SPRINGDALE -- A new story walk at Murphy Park is designed to encourage kids to read and spend more time outdoors being active.
The walk, which features the pages of a book mounted on wooden signs spread throughout the park, was unveiled Friday to a group of cheering third-graders from Westwood Elementary School.
The project is a result of a partnership between Springdale Public Schools Education Accelerated by Service and Technology (EAST) programs at Tyson Middle, Southwest Junior High and Springdale High schools; the University of Arkansas for Medical Sciences; and the Springdale Parks and Recreation Department.
Tyson Middle School seventh-grade EAST students Miranda Keen, Evelyn Campuzano and Gabe Bentley came up with the concept for the story walk while brainstorming ideas to tackle the problems of childhood obesity and low reading rates, they said.
"We decided to kill two birds with one stone and use the story walk to get people outside and walking around and upping their reading level," Miranda said.

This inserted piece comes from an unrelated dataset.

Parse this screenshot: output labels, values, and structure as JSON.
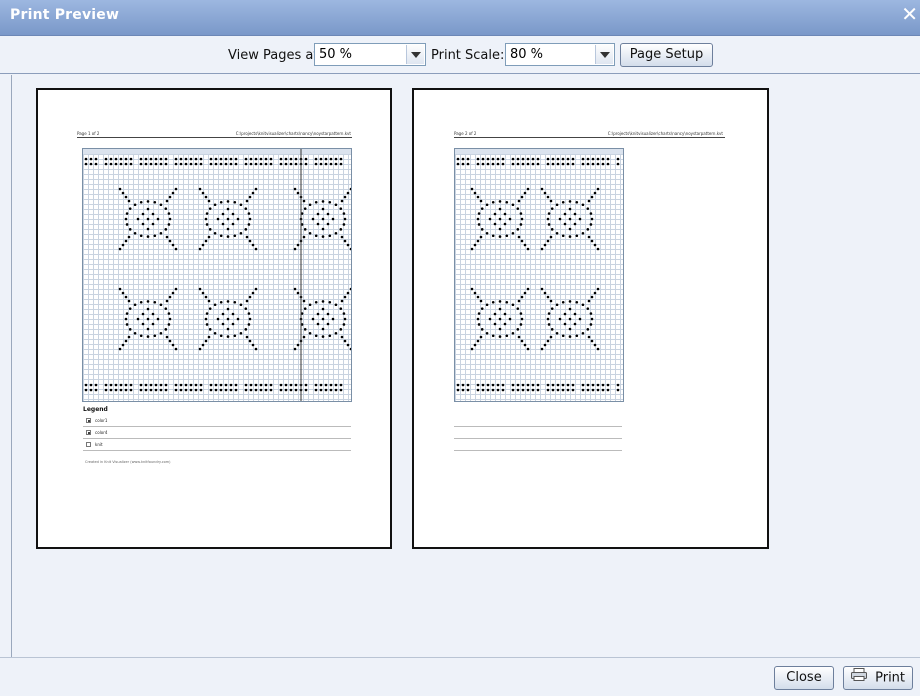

The more advanced technology becomes, the more time people spend indoors, Gabe said. He noted he has spent a lot of time in his room watching YouTube videos. Working on the project has made him more aware of the issue and led him to encourage others to spend more time outside as well.
"To be honest, there's nothing more beautiful than the outside world," he said.
The students began researching the project in August, before presenting their idea to the city and university to seek funding, said Brittany Berry, EAST facilitator at Tyson Middle School.
The story walk includes 16 signposts spread about 40 feet apart. Each wooden sign holds a spread of two pages from a book, Berry said. Books will be changed out monthly and will cater to children in kindergarten through third grade, she said.
About 40 EAST students were involved in the project, Berry said. Students from Springdale High School will help maintain the signs, and students from Southwest Junior High are helping create spreads to be rotated, she said.
Berry said the project taught her students time management, organization, communications skills, reading and writing, as well as, how to teach others, prepare a budget, make professional presentations and bring in professional partners.
EAST is a class in which students use a variety of technologies to solve a problem in their community, Berry said. Seeing their projects come to life in the community is transformational as they build real-world skills, she said.
Parks Superintendent Zack Walls said the city was excited to partner with the EAST program for the project. It will be the first of its kind in this part of the state, he said.
The Parks Department already had many of the materials for the story walk, and the whole project cost under $2,000, including labor, he said.
"Anytime we can partner with the school system to improve the park and create a new opportunity, it helps us as well as the community," Walls said.
UAMS is always looking for ways to collaborate and keep the community physically active and to create a better state of health, said Katie McCraney, UAMS project manager.
"The story walk is a great opportunity to get the community engaged at all ages while promoting physical activity," she said.